Not surprisingly, the four-hour battery systems common in today’s market don’t fare well; they miss most of the peaks that the gas peakers met in 2017. Scale up to 6-hour duration batteries, and they meet considerably more of the peaks. Eight-hour storage does even better.
To be exact, 6-hour storage hits 74 percent of the peaks met by the four peakers in 2017. Eight-hour storage hits 90 percent, and 10-hour storage gets 97 percent.
Those are historical simulations; in real use, grid operators won’t know exactly how long they’ll need their peaking resources.
But the opportunity here is striking: six-hour and eight-hour batteries, which are rapidly entering commercial deployment, could stand in for almost all the starts by peakers that follow median operating behavior. That doesn’t build in any assumptions about breakthroughs in longer-duration storage.
This suggests a new paradigm for peak capacity: storage picks off the peaker roles that fire up least frequently and for the shortest bursts. As batteries take on more of this role, grid operators can maintain gas resources for those prolonged peaks that batteries would not meet. Demand side resources, meanwhile, could tackle those peaks to reduce the amount of generation that’s actually required.
How much business can storage seize?
The operational case studies show that properly sized batteries can step in for gas combustion turbines in most circumstances.

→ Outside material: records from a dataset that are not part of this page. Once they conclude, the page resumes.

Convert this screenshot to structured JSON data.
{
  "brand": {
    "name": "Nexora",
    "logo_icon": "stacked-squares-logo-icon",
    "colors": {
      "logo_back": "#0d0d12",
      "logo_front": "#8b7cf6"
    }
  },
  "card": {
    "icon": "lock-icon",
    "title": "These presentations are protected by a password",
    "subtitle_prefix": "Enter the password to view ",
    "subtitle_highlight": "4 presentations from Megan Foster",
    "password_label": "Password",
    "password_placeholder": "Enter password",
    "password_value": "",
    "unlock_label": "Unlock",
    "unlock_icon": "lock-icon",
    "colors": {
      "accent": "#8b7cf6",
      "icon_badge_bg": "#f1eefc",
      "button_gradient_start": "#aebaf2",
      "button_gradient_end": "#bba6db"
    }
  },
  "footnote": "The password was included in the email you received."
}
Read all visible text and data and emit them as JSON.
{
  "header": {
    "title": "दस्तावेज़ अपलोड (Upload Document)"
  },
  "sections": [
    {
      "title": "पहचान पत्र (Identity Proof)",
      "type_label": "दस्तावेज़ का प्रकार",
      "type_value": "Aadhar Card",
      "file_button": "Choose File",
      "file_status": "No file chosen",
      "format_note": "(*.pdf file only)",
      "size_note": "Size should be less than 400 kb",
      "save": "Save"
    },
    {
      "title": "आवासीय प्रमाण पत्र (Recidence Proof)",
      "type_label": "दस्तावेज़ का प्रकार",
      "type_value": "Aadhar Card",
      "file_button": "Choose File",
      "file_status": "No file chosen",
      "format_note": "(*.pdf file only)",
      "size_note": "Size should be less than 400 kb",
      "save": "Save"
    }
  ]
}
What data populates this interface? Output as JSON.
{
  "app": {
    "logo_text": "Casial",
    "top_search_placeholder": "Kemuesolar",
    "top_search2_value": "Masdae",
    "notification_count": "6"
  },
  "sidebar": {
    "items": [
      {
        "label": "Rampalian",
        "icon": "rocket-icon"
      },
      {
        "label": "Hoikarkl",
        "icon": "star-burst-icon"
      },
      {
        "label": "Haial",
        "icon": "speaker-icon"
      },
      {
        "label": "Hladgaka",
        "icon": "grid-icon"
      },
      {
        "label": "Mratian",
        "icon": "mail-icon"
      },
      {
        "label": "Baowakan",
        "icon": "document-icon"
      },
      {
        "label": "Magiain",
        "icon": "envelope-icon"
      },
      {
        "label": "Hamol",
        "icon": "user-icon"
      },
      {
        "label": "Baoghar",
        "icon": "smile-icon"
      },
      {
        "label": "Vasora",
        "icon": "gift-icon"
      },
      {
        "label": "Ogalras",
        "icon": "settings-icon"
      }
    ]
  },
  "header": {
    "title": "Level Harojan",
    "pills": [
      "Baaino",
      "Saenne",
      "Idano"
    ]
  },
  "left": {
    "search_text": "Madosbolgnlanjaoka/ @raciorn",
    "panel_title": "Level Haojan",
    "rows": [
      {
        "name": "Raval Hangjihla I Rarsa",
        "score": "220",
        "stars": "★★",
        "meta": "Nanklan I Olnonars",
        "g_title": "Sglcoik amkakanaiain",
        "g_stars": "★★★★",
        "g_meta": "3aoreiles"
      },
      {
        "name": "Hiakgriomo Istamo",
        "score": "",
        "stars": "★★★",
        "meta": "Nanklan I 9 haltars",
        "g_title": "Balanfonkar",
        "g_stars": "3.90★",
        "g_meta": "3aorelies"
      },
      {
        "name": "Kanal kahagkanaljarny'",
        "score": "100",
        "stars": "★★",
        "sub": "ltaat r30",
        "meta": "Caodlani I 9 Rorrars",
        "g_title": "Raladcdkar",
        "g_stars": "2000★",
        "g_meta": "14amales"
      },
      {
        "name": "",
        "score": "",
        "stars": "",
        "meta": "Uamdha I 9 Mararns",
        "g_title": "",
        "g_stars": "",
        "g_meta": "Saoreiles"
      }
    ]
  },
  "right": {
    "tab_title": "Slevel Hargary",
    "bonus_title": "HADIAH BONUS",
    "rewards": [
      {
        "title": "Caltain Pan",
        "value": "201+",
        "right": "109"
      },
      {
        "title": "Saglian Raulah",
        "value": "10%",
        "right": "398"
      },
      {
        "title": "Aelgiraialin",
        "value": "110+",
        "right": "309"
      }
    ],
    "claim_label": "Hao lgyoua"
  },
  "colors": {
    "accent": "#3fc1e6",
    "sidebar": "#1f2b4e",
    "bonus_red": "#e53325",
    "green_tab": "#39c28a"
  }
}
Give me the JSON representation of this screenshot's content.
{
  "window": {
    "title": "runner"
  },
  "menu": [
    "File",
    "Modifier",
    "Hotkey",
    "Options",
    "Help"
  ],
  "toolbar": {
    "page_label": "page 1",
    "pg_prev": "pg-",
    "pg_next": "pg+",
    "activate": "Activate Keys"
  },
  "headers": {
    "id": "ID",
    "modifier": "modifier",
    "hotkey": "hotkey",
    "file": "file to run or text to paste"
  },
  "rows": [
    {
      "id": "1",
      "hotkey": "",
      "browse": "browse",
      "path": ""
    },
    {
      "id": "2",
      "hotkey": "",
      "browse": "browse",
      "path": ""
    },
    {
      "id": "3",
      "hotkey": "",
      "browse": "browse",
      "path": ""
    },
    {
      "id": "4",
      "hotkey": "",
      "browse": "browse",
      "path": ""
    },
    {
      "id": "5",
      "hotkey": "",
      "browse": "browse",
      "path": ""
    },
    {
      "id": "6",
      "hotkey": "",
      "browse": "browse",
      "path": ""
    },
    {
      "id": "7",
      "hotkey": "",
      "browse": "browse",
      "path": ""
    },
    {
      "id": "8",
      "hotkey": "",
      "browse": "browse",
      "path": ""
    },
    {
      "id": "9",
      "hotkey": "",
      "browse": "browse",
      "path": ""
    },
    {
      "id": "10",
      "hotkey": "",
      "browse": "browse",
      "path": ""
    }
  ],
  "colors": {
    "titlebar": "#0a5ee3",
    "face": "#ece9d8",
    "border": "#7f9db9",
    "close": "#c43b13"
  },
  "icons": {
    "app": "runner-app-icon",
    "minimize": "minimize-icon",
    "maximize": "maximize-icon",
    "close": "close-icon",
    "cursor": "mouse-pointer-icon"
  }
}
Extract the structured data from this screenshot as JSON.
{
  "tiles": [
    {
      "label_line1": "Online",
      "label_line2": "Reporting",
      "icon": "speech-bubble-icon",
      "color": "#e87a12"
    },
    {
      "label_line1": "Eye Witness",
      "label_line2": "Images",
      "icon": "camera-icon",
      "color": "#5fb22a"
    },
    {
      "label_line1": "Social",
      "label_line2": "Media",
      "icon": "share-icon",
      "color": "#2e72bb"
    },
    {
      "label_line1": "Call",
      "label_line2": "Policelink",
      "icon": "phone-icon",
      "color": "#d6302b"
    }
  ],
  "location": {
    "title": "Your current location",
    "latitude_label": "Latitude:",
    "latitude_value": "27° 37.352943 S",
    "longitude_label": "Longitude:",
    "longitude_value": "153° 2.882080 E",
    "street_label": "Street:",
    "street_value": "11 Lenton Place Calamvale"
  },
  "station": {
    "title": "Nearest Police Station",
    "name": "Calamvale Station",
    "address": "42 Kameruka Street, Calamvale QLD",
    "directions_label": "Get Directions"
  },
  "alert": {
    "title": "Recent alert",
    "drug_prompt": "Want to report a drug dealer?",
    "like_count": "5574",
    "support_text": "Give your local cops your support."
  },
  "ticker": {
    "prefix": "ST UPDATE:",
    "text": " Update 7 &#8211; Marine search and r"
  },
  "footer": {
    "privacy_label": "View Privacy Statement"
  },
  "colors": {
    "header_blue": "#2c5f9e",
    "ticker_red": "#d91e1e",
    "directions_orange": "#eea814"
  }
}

How big a market is this, and how much of it could storage reasonably compete for?
Wood Mackenzie predicts 20 gigawatts of new peakers will fire up in the next 10 years, with most of that coming on the back end of the decade.
Assuming that new capacity follows similar runtimes as existing capacity, the base-case projection sees four-hour storage competing cost-effectively with peakers that run less than four hours on average. That amounts to 6.4 gigawatts representing 32 percent of the new peaker capacity over the next 10 years; most of that opportunity lies in California, Texas and Arizona.
Keep in mind that GTM Research expects the U.S. to deploy only 550 megawatts of storage across all applications this year.
In the aggressive case, though, eight-hour storage becomes economically viable and competes for 82 percent of the new capacity, or 13.1 gigawatts, within the next 10 years.
What’s this mean for everything else?
These are high-level findings; there will be much more messiness in the real-world rollout, where storage will have to compete case by case in markets with wildly different rules and regulations.
In some states, utilities already evaluate storage as a potential peaking resource; in others, the technology plays no meaningful role in grid planning.
What’s clear is that gas is no longer the only game in town. It will retain dominance for plants that routinely run longer than eight hours, but the plants that fire up for short bursts definitely have some new competition. That will likely affect the outlook for new peaker additions.
The data also suggest that utilities building new peaker plants in the coming years should at least scrutinize battery pricing. It might not win out just yet, but it could get close. If the utility can use the storage plant for other grid services outside of peak events, the economics should be even more favorable.